# Brief:
Take the records underneath and set them down exactly.

(Data extracted from a collection)
= = = = =
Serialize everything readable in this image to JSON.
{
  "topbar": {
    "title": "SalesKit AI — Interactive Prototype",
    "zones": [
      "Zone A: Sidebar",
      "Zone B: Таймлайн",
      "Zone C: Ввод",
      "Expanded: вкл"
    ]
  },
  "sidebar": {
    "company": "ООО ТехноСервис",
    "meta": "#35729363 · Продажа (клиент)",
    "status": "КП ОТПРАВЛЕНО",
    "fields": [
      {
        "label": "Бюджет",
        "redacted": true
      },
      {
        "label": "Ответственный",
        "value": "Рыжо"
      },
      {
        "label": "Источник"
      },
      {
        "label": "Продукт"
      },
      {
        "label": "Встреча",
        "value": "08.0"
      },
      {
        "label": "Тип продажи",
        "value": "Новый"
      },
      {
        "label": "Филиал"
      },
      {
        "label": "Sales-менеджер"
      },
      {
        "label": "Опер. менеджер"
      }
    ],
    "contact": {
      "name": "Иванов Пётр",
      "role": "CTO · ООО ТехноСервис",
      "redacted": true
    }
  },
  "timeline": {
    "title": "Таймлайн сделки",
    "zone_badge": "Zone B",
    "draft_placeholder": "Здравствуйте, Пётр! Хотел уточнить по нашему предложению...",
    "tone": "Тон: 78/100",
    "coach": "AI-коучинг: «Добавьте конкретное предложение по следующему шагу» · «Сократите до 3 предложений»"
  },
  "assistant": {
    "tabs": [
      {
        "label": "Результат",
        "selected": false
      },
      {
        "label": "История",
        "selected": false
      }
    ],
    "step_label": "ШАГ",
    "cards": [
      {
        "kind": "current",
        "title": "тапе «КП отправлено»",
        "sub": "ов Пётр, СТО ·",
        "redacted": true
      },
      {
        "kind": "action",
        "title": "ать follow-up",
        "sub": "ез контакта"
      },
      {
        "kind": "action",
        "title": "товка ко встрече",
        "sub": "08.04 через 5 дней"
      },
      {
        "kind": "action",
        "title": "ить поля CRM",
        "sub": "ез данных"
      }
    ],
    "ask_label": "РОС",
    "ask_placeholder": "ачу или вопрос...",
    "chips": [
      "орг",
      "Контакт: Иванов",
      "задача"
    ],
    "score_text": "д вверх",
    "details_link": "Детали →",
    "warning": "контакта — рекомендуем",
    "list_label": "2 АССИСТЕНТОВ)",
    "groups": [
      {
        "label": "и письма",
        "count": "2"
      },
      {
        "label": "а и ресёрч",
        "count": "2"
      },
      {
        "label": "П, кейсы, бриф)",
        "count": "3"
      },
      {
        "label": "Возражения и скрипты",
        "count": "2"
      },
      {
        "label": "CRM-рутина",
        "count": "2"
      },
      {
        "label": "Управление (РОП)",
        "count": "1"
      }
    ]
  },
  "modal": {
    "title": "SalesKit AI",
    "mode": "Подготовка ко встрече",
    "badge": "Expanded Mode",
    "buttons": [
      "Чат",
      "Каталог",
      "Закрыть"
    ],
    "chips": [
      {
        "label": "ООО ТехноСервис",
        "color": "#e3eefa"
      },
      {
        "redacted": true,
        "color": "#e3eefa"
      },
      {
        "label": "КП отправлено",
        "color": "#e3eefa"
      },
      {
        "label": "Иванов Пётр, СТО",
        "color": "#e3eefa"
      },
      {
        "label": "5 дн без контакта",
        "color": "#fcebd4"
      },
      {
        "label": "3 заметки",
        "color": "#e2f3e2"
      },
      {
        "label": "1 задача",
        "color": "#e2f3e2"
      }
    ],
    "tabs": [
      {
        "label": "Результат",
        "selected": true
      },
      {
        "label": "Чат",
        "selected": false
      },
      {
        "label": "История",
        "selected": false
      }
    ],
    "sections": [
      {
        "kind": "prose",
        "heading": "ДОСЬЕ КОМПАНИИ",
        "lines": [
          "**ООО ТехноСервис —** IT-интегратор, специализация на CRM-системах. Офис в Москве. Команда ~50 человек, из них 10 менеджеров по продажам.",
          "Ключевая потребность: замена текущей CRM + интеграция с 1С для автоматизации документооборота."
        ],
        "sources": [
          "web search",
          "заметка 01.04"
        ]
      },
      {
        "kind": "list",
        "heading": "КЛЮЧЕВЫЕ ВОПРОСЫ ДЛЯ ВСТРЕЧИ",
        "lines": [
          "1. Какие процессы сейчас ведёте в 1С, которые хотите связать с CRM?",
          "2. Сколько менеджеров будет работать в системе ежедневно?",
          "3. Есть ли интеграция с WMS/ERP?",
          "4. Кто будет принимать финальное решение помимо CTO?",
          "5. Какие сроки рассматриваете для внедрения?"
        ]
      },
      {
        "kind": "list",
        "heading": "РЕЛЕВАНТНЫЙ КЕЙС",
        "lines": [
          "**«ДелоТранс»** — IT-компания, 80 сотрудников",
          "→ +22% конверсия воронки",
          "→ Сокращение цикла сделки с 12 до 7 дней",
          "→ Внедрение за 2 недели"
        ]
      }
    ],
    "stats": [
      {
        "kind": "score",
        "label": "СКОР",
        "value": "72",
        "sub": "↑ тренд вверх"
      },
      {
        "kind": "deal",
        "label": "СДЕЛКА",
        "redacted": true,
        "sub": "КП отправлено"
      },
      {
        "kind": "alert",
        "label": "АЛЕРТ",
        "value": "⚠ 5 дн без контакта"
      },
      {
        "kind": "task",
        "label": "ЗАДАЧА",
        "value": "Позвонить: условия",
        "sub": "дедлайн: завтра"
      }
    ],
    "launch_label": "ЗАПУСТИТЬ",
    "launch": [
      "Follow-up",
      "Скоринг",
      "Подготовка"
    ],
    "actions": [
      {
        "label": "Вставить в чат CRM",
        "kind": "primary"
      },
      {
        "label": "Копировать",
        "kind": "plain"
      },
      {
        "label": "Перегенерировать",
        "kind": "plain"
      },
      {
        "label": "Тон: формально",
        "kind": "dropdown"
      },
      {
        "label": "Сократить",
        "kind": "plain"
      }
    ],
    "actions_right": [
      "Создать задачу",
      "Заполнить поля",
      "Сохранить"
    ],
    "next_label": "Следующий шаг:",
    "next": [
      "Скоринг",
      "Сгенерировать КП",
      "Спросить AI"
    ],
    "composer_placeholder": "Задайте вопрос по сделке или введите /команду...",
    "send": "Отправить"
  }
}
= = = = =
# Solution to the exercise:
Serialize everything readable in this image to JSON.
{
  "topbar": {
    "title": "SalesKit AI — Interactive Prototype",
    "zones": [
      "Zone A: Sidebar",
      "Zone B: Таймлайн",
      "Zone C: Ввод",
      "Expanded: вкл"
    ]
  },
  "sidebar": {
    "company": "ООО ТехноСервис",
    "meta": "#35729363 · Продажа (клиент)",
    "status": "КП ОТПРАВЛЕНО",
    "fields": [
      {
        "label": "Бюджет",
        "redacted": true
      },
      {
        "label": "Ответственный",
        "value": "Рыжо"
      },
      {
        "label": "Источник"
      },
      {
        "label": "Продукт"
      },
      {
        "label": "Встреча",
        "value": "08.0"
      },
      {
        "label": "Тип продажи",
        "value": "Новый"
      },
      {
        "label": "Филиал"
      },
      {
        "label": "Sales-менеджер"
      },
      {
        "label": "Опер. менеджер"
      }
    ],
    "contact": {
      "name": "Иванов Пётр",
      "role": "CTO · ООО ТехноСервис",
      "redacted": true
    }
  },
  "timeline": {
    "title": "Таймлайн сделки",
    "zone_badge": "Zone B",
    "draft_placeholder": "Здравствуйте, Пётр! Хотел уточнить по нашему предложению...",
    "tone": "Тон: 78/100",
    "coach": "AI-коучинг: «Добавьте конкретное предложение по следующему шагу» · «Сократите до 3 предложений»"
  },
  "assistant": {
    "tabs": [
      {
        "label": "Результат",
        "selected": false
      },
      {
        "label": "История",
        "selected": false
      }
    ],
    "step_label": "ШАГ",
    "cards": [
      {
        "kind": "current",
        "title": "тапе «КП отправлено»",
        "sub": "ов Пётр, СТО ·",
        "redacted": true
      },
      {
        "kind": "action",
        "title": "ать follow-up",
        "sub": "ез контакта"
      },
      {
        "kind": "action",
        "title": "товка ко встрече",
        "sub": "08.04 через 5 дней"
      },
      {
        "kind": "action",
        "title": "ить поля CRM",
        "sub": "ез данных"
      }
    ],
    "ask_label": "РОС",
    "ask_placeholder": "ачу или вопрос...",
    "chips": [
      "орг",
      "Контакт: Иванов",
      "задача"
    ],
    "score_text": "д вверх",
    "details_link": "Детали →",
    "warning": "контакта — рекомендуем",
    "list_label": "2 АССИСТЕНТОВ)",
    "groups": [
      {
        "label": "и письма",
        "count": "2"
      },
      {
        "label": "а и ресёрч",
        "count": "2"
      },
      {
        "label": "П, кейсы, бриф)",
        "count": "3"
      },
      {
        "label": "Возражения и скрипты",
        "count": "2"
      },
      {
        "label": "CRM-рутина",
        "count": "2"
      },
      {
        "label": "Управление (РОП)",
        "count": "1"
      }
    ]
  },
  "modal": {
    "title": "SalesKit AI",
    "mode": "Подготовка ко встрече",
    "badge": "Expanded Mode",
    "buttons": [
      "Чат",
      "Каталог",
      "Закрыть"
    ],
    "chips": [
      {
        "label": "ООО ТехноСервис",
        "color": "#e3eefa"
      },
      {
        "redacted": true,
        "color": "#e3eefa"
      },
      {
        "label": "КП отправлено",
        "color": "#e3eefa"
      },
      {
        "label": "Иванов Пётр, СТО",
        "color": "#e3eefa"
      },
      {
        "label": "5 дн без контакта",
        "color": "#fcebd4"
      },
      {
        "label": "3 заметки",
        "color": "#e2f3e2"
      },
      {
        "label": "1 задача",
        "color": "#e2f3e2"
      }
    ],
    "tabs": [
      {
        "label": "Результат",
        "selected": true
      },
      {
        "label": "Чат",
        "selected": false
      },
      {
        "label": "История",
        "selected": false
      }
    ],
    "sections": [
      {
        "kind": "prose",
        "heading": "ДОСЬЕ КОМПАНИИ",
        "lines": [
          "**ООО ТехноСервис —** IT-интегратор, специализация на CRM-системах. Офис в Москве. Команда ~50 человек, из них 10 менеджеров по продажам.",
          "Ключевая потребность: замена текущей CRM + интеграция с 1С для автоматизации документооборота."
        ],
        "sources": [
          "web search",
          "заметка 01.04"
        ]
      },
      {
        "kind": "list",
        "heading": "КЛЮЧЕВЫЕ ВОПРОСЫ ДЛЯ ВСТРЕЧИ",
        "lines": [
          "1. Какие процессы сейчас ведёте в 1С, которые хотите связать с CRM?",
          "2. Сколько менеджеров будет работать в системе ежедневно?",
          "3. Есть ли интеграция с WMS/ERP?",
          "4. Кто будет принимать финальное решение помимо CTO?",
          "5. Какие сроки рассматриваете для внедрения?"
        ]
      },
      {
        "kind": "list",
        "heading": "РЕЛЕВАНТНЫЙ КЕЙС",
        "lines": [
          "**«ДелоТранс»** — IT-компания, 80 сотрудников",
          "→ +22% конверсия воронки",
          "→ Сокращение цикла сделки с 12 до 7 дней",
          "→ Внедрение за 2 недели"
        ]
      }
    ],
    "stats": [
      {
        "kind": "score",
        "label": "СКОР",
        "value": "72",
        "sub": "↑ тренд вверх"
      },
      {
        "kind": "deal",
        "label": "СДЕЛКА",
        "redacted": true,
        "sub": "КП отправлено"
      },
      {
        "kind": "alert",
        "label": "АЛЕРТ",
        "value": "⚠ 5 дн без контакта"
      },
      {
        "kind": "task",
        "label": "ЗАДАЧА",
        "value": "Позвонить: условия",
        "sub": "дедлайн: завтра"
      }
    ],
    "launch_label": "ЗАПУСТИТЬ",
    "launch": [
      "Follow-up",
      "Скоринг",
      "Подготовка"
    ],
    "actions": [
      {
        "label": "Вставить в чат CRM",
        "kind": "primary"
      },
      {
        "label": "Копировать",
        "kind": "plain"
      },
      {
        "label": "Перегенерировать",
        "kind": "plain"
      },
      {
        "label": "Тон: формально",
        "kind": "dropdown"
      },
      {
        "label": "Сократить",
        "kind": "plain"
      }
    ],
    "actions_right": [
      "Создать задачу",
      "Заполнить поля",
      "Сохранить"
    ],
    "next_label": "Следующий шаг:",
    "next": [
      "Скоринг",
      "Сгенерировать КП",
      "Спросить AI"
    ],
    "composer_placeholder": "Задайте вопрос по сделке или введите /команду...",
    "send": "Отправить"
  }
}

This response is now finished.